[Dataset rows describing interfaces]
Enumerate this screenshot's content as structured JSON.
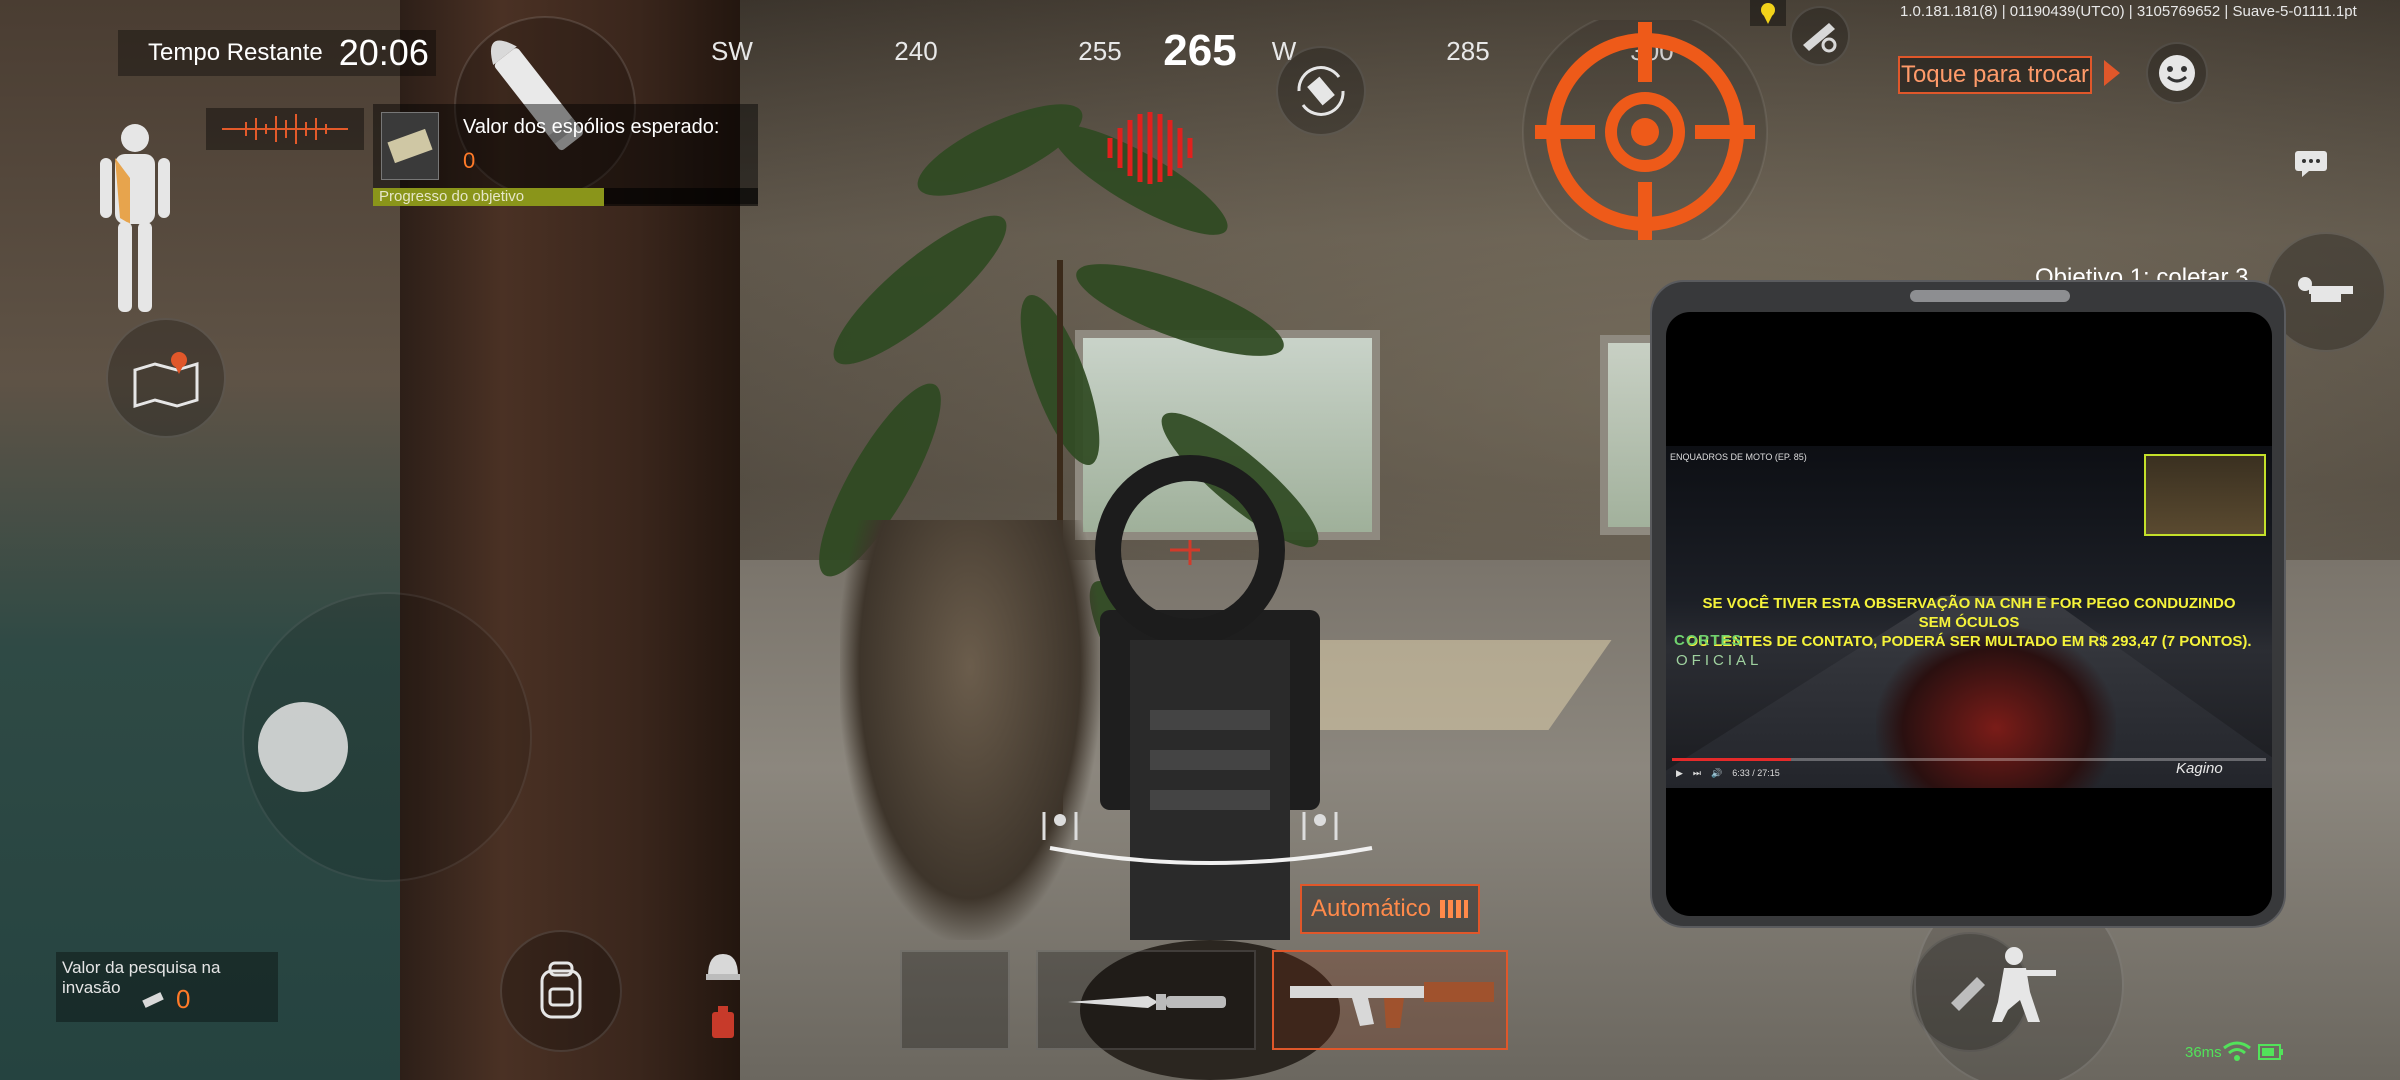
{
  "hud": {
    "timer_label": "Tempo Restante",
    "timer_value": "20:06",
    "compass": [
      "SW",
      "240",
      "255",
      "265",
      "W",
      "285",
      "300"
    ],
    "compass_current": "265",
    "objective_panel": {
      "title": "Valor dos espólios esperado:",
      "value": "0",
      "progress_label": "Progresso do objetivo",
      "progress_fraction": 0.6
    },
    "invasion": {
      "label": "Valor da pesquisa na invasão",
      "value": "0"
    },
    "change_button": "Toque para trocar",
    "version": "1.0.181.181(8) | 01190439(UTC0) | 3105769652 | Suave-5-01111.1pt",
    "ping": "36ms",
    "fire_mode": "Automático",
    "objective_text": "Objetivo 1: coletar 3"
  },
  "video_overlay": {
    "title": "ENQUADROS DE MOTO (EP. 85)",
    "subtitle_line1": "SE VOCÊ TIVER ESTA OBSERVAÇÃO NA CNH E FOR PEGO CONDUZINDO SEM ÓCULOS",
    "subtitle_line2": "OU LENTES DE CONTATO, PODERÁ SER MULTADO EM R$ 293,47 (7 PONTOS).",
    "brand": "CORTES",
    "brand_sub": "OFICIAL",
    "time": "6:33 / 27:15",
    "logo": "Kagino",
    "progress_fraction": 0.2
  },
  "icons": {
    "colors": {
      "accent": "#e0572a",
      "crosshair": "#ee5a19",
      "progress": "#8a951a",
      "subtitle": "#f5f33a",
      "ping": "#52e25a"
    }
  }
}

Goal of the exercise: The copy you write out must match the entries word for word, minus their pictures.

Solved problem:
Enumerate this screenshot's content as structured JSON.
{
  "hud": {
    "timer_label": "Tempo Restante",
    "timer_value": "20:06",
    "compass": [
      "SW",
      "240",
      "255",
      "265",
      "W",
      "285",
      "300"
    ],
    "compass_current": "265",
    "objective_panel": {
      "title": "Valor dos espólios esperado:",
      "value": "0",
      "progress_label": "Progresso do objetivo",
      "progress_fraction": 0.6
    },
    "invasion": {
      "label": "Valor da pesquisa na invasão",
      "value": "0"
    },
    "change_button": "Toque para trocar",
    "version": "1.0.181.181(8) | 01190439(UTC0) | 3105769652 | Suave-5-01111.1pt",
    "ping": "36ms",
    "fire_mode": "Automático",
    "objective_text": "Objetivo 1: coletar 3"
  },
  "video_overlay": {
    "title": "ENQUADROS DE MOTO (EP. 85)",
    "subtitle_line1": "SE VOCÊ TIVER ESTA OBSERVAÇÃO NA CNH E FOR PEGO CONDUZINDO SEM ÓCULOS",
    "subtitle_line2": "OU LENTES DE CONTATO, PODERÁ SER MULTADO EM R$ 293,47 (7 PONTOS).",
    "brand": "CORTES",
    "brand_sub": "OFICIAL",
    "time": "6:33 / 27:15",
    "logo": "Kagino",
    "progress_fraction": 0.2
  },
  "icons": {
    "colors": {
      "accent": "#e0572a",
      "crosshair": "#ee5a19",
      "progress": "#8a951a",
      "subtitle": "#f5f33a",
      "ping": "#52e25a"
    }
  }
}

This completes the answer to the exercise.